On-farm deaths could be halved through simple solutions 23 Oct 2015

Almost half of all deaths on farms could be prevented, simply by implementing solutions we already know about, according to new research exploring what’s stopping primary producers from improving their safety practices.

Focus groups were run with farmers, growers, pastoralists and fishers, along with a desktop audit of peer reviewed research. Funded by the Primary Industries Health and Safety Partnership, the study will guide efforts over coming years to improve the uptake of Work Health and Safety (WHS) initiatives.

Study author, Richard Franklin of James Cook University, says the rates of death and injury on farms and fishing vessels have improved, but are still unacceptable.

“In 2013, the 48 deaths in the agriculture, forestry and fishing industries represented a quarter of all workplace fatalities.
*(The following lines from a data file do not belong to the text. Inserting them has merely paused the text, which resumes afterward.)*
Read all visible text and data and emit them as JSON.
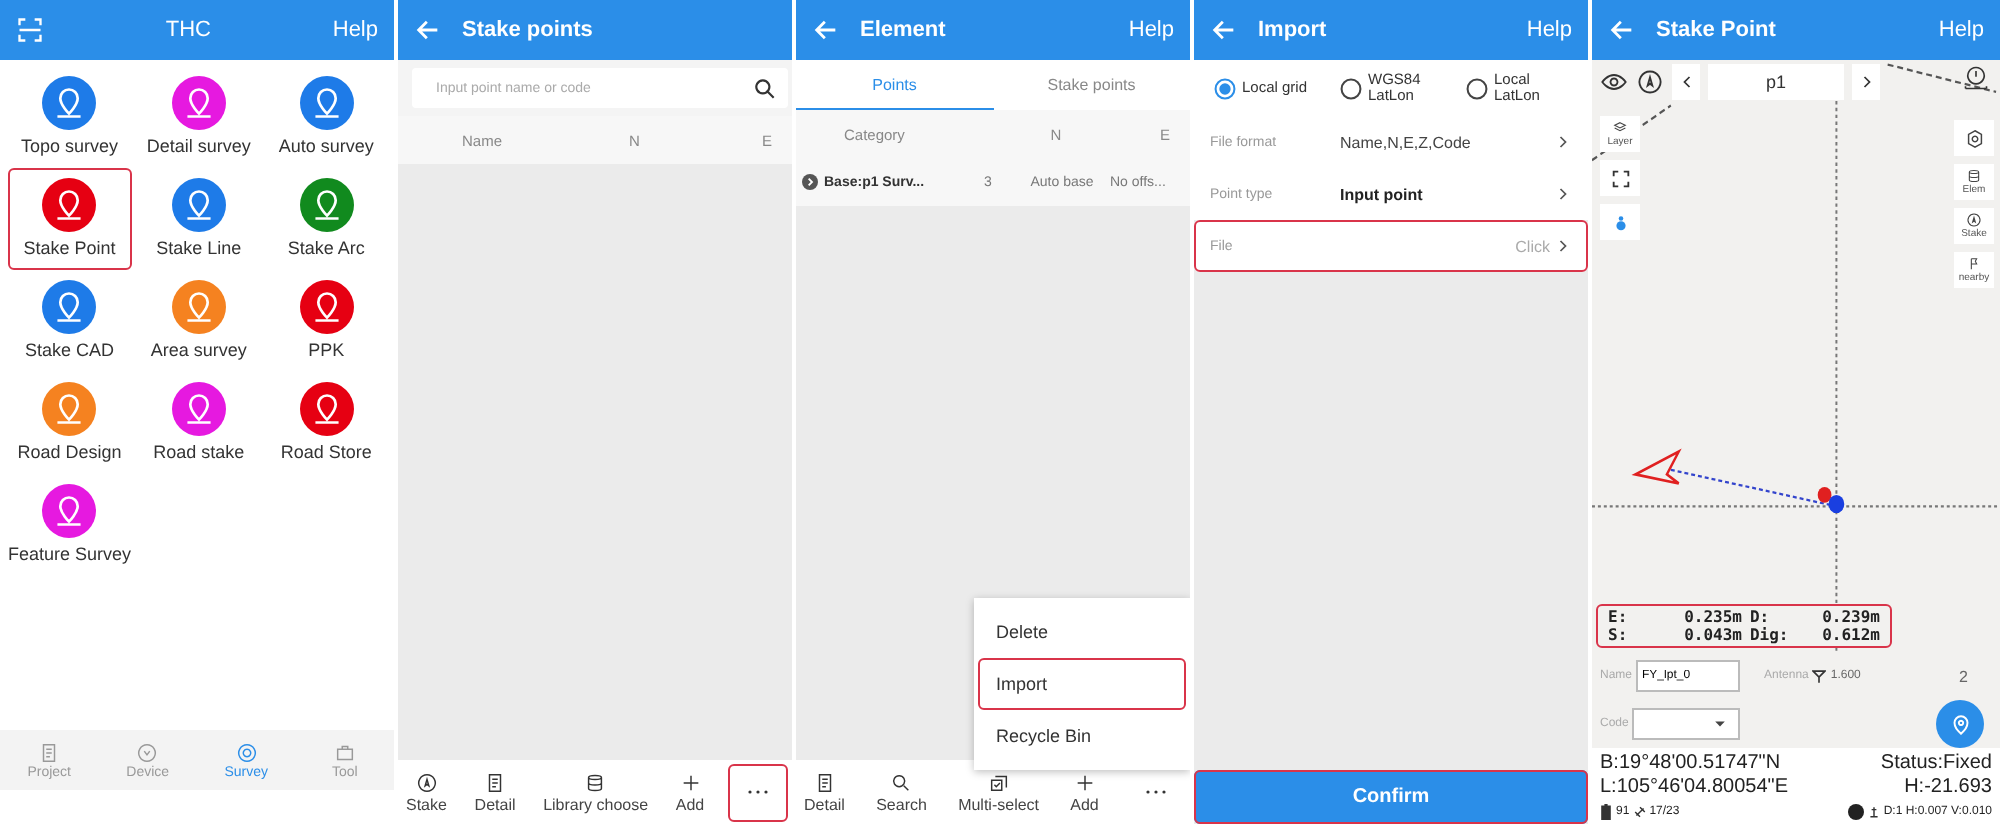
{
  "home": {
    "title": "THC",
    "action": "Help",
    "items": [
      {
        "label": "Topo survey",
        "color": "#1e7be8",
        "highlighted": false
      },
      {
        "label": "Detail survey",
        "color": "#e619e0",
        "highlighted": false
      },
      {
        "label": "Auto survey",
        "color": "#1e7be8",
        "highlighted": false
      },
      {
        "label": "Stake Point",
        "color": "#e60012",
        "highlighted": true
      },
      {
        "label": "Stake Line",
        "color": "#1e7be8",
        "highlighted": false
      },
      {
        "label": "Stake Arc",
        "color": "#118a1e",
        "highlighted": false
      },
      {
        "label": "Stake CAD",
        "color": "#1e7be8",
        "highlighted": false
      },
      {
        "label": "Area survey",
        "color": "#f58220",
        "highlighted": false
      },
      {
        "label": "PPK",
        "color": "#e60012",
        "highlighted": false
      },
      {
        "label": "Road Design",
        "color": "#f58220",
        "highlighted": false
      },
      {
        "label": "Road stake",
        "color": "#e619e0",
        "highlighted": false
      },
      {
        "label": "Road Store",
        "color": "#e60012",
        "highlighted": false
      },
      {
        "label": "Feature Survey",
        "color": "#e619e0",
        "highlighted": false
      }
    ],
    "nav": [
      {
        "label": "Project",
        "selected": false
      },
      {
        "label": "Device",
        "selected": false
      },
      {
        "label": "Survey",
        "selected": true
      },
      {
        "label": "Tool",
        "selected": false
      }
    ]
  },
  "stake_points": {
    "title": "Stake points",
    "search": {
      "placeholder": "Input point name or code"
    },
    "columns": [
      "Name",
      "N",
      "E"
    ],
    "toolbar": [
      {
        "label": "Stake"
      },
      {
        "label": "Detail"
      },
      {
        "label": "Library choose"
      },
      {
        "label": "Add"
      }
    ],
    "more": {
      "highlighted": true
    }
  },
  "element": {
    "title": "Element",
    "action": "Help",
    "tabs": [
      {
        "label": "Points",
        "selected": true
      },
      {
        "label": "Stake points",
        "selected": false
      }
    ],
    "columns": [
      "Category",
      "",
      "N",
      "E"
    ],
    "rows": [
      {
        "cells": [
          "Base:p1 Surv...",
          "3",
          "Auto base",
          "No offs..."
        ]
      }
    ],
    "menu": [
      {
        "label": "Delete",
        "highlighted": false
      },
      {
        "label": "Import",
        "highlighted": true
      },
      {
        "label": "Recycle Bin",
        "highlighted": false
      }
    ],
    "toolbar": [
      {
        "label": "Detail"
      },
      {
        "label": "Search"
      },
      {
        "label": "Multi-select"
      },
      {
        "label": "Add"
      }
    ]
  },
  "import": {
    "title": "Import",
    "action": "Help",
    "radios": [
      {
        "label": "Local grid",
        "selected": true
      },
      {
        "label": "WGS84 LatLon",
        "selected": false
      },
      {
        "label": "Local LatLon",
        "selected": false
      }
    ],
    "rows": [
      {
        "label": "File format",
        "value": "Name,N,E,Z,Code",
        "strong": false,
        "highlighted": false
      },
      {
        "label": "Point type",
        "value": "Input point",
        "strong": true,
        "highlighted": false
      },
      {
        "label": "File",
        "value": "Click",
        "strong": false,
        "highlighted": true
      }
    ],
    "confirm": {
      "label": "Confirm",
      "highlighted": true
    }
  },
  "stake_map": {
    "title": "Stake Point",
    "action": "Help",
    "point": "p1",
    "left_tools": [
      "Layer"
    ],
    "right_tools": [
      "Elem",
      "Stake",
      "nearby"
    ],
    "readout": {
      "highlighted": true,
      "rows": [
        [
          "E:",
          "0.235m",
          "D:",
          "0.239m"
        ],
        [
          "S:",
          "0.043m",
          "Dig:",
          "0.612m"
        ]
      ]
    },
    "name_label": "Name",
    "name_value": "FY_lpt_0",
    "antenna_label": "Antenna",
    "antenna_value": "1.600",
    "count": "2",
    "code_label": "Code",
    "lat": "B:19°48'00.51747\"N",
    "status": "Status:Fixed",
    "lon": "L:105°46'04.80054\"E",
    "height": "H:-21.693",
    "battery": "91",
    "satellites": "17/23",
    "precision": "D:1 H:0.007 V:0.010"
  }
}
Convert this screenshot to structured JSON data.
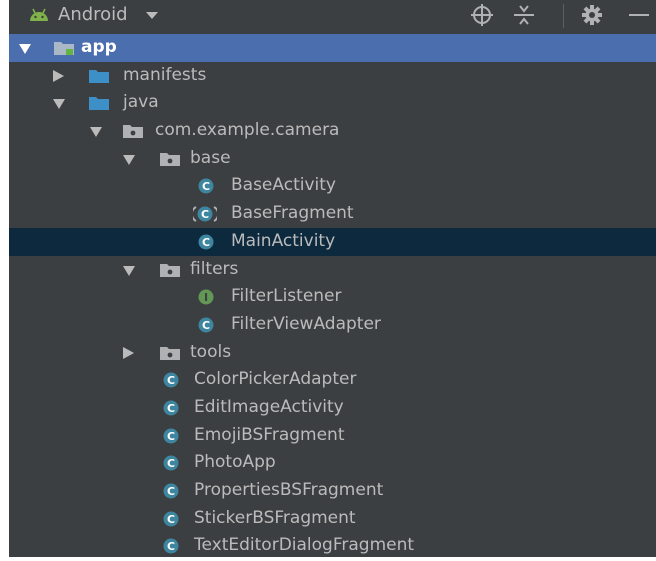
{
  "toolbar": {
    "view_label": "Android",
    "icons": [
      "android-icon",
      "crosshair-icon",
      "collapse-all-icon",
      "gear-icon",
      "minimize-icon"
    ]
  },
  "colors": {
    "panel_bg": "#3c3f41",
    "root_selection": "#4b6eaf",
    "row_selection": "#0d293e",
    "folder_blue": "#3d8fc7",
    "class_icon": "#3e86a0",
    "interface_icon": "#629755",
    "text": "#bbbbbb"
  },
  "tree": {
    "app": "app",
    "manifests": "manifests",
    "java": "java",
    "package": "com.example.camera",
    "base": "base",
    "base_activity": "BaseActivity",
    "base_fragment": "BaseFragment",
    "main_activity": "MainActivity",
    "filters": "filters",
    "filter_listener": "FilterListener",
    "filter_view_adapter": "FilterViewAdapter",
    "tools": "tools",
    "color_picker_adapter": "ColorPickerAdapter",
    "edit_image_activity": "EditImageActivity",
    "emoji_bs_fragment": "EmojiBSFragment",
    "photo_app": "PhotoApp",
    "properties_bs_fragment": "PropertiesBSFragment",
    "sticker_bs_fragment": "StickerBSFragment",
    "text_editor_dialog_fragment": "TextEditorDialogFragment"
  },
  "icon_letters": {
    "class": "C",
    "interface": "I"
  }
}
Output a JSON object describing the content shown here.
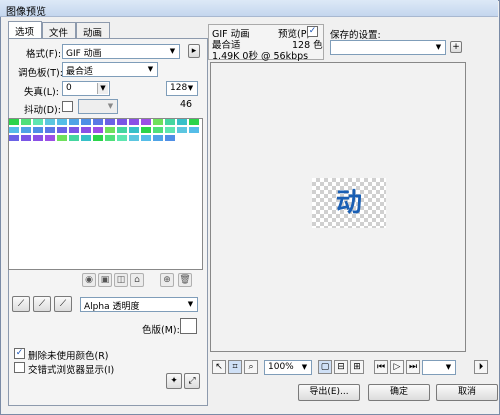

It was equal to 15.11 fatalities per 100,000 workers, which was nine times the national rate of 1.64,” Associate Professor Franklin said.

“We found a perfect example of how lives could be saved quite easily, in figures relating to deaths involving farm utes. From 2001 to 2014, there were 45 fatalities – and half of these people died because they weren’t wearing seatbelts or were being carried in the tray.

“When it comes to health, a willingness to make changes is at least partly dependent on people’s perceptions of how likely something is to happen to them, and how serious they think the consequences could be. Farmers are also highly practical, and need evidence of how changing practices will improve their safety, production or income.”

The major barriers were universal and consistent across industries, and included attitudes, perceived cost, time and inconvenience to implement changes. 

However, the research shows the creation of a culture of safety in the primary industries is possible, with strong leadership and positive attitudes from key people.

The Partnership is funded by the Research and Development Corporations for the meat processing, cotton, grains and livestock industries as well as the Rural Industries Research and Development Corporation. 

To download a copy of the report Exploring the Barriers and Facilitators to Adoption of Improved Work Practices for Safety in the Primary Industries, or for more information about the partnership, visit